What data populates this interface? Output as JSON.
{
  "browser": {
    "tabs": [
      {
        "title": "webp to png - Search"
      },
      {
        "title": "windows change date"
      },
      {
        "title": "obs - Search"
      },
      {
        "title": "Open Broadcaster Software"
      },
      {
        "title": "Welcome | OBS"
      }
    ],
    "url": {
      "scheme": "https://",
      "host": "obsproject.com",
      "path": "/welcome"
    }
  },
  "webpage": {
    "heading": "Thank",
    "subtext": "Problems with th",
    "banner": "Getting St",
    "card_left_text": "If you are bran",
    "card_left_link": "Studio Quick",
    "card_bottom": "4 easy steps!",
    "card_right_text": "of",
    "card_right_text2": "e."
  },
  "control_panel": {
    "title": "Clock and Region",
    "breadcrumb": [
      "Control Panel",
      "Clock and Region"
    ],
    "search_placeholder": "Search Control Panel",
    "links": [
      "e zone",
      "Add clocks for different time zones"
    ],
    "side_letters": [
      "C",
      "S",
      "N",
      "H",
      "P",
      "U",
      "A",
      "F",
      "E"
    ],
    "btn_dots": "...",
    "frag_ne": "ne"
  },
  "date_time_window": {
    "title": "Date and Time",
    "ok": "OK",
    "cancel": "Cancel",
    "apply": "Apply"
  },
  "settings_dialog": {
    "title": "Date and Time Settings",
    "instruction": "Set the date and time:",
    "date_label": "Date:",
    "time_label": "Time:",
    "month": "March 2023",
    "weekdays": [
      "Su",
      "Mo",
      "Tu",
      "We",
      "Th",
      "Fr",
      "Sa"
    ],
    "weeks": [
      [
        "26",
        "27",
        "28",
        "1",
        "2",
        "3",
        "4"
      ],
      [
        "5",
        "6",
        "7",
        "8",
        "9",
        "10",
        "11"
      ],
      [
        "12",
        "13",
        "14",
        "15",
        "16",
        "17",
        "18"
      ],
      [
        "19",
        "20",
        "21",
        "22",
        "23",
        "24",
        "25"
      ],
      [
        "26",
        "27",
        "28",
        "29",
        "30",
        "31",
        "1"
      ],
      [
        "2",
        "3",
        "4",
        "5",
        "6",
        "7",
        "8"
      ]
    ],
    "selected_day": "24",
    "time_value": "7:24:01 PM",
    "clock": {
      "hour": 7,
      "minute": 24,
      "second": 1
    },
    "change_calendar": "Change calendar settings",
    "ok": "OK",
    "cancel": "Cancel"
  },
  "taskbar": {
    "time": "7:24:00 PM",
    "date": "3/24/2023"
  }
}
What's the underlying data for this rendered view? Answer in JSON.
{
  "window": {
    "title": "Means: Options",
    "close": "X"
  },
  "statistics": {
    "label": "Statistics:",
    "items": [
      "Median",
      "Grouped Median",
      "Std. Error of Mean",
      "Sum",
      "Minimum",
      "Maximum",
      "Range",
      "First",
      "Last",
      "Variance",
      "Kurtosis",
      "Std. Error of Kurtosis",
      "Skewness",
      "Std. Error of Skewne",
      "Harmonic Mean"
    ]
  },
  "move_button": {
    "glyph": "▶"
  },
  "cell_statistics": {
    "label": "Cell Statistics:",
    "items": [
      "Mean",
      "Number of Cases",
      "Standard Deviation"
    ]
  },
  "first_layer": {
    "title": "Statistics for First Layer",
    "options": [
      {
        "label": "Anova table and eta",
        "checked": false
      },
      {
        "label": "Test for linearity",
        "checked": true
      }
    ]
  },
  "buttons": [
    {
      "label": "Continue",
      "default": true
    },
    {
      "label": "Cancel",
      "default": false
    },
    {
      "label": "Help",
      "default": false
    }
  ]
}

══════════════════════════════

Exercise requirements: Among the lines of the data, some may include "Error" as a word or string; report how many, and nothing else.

Answer space: 3